> **DATA TO PROCESS**:
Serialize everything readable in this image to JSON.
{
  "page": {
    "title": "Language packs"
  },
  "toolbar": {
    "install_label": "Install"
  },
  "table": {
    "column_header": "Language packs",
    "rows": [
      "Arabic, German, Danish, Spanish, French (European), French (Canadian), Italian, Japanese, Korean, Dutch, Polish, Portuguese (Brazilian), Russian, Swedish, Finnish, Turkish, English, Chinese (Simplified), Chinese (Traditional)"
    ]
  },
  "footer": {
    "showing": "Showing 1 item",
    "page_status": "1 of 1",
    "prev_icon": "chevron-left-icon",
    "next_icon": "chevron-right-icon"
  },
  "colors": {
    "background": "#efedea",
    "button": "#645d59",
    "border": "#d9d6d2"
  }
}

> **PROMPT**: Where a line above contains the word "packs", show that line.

> **YOUR RESPONSE**:
    "title": "Language packs"
    "column_header": "Language packs",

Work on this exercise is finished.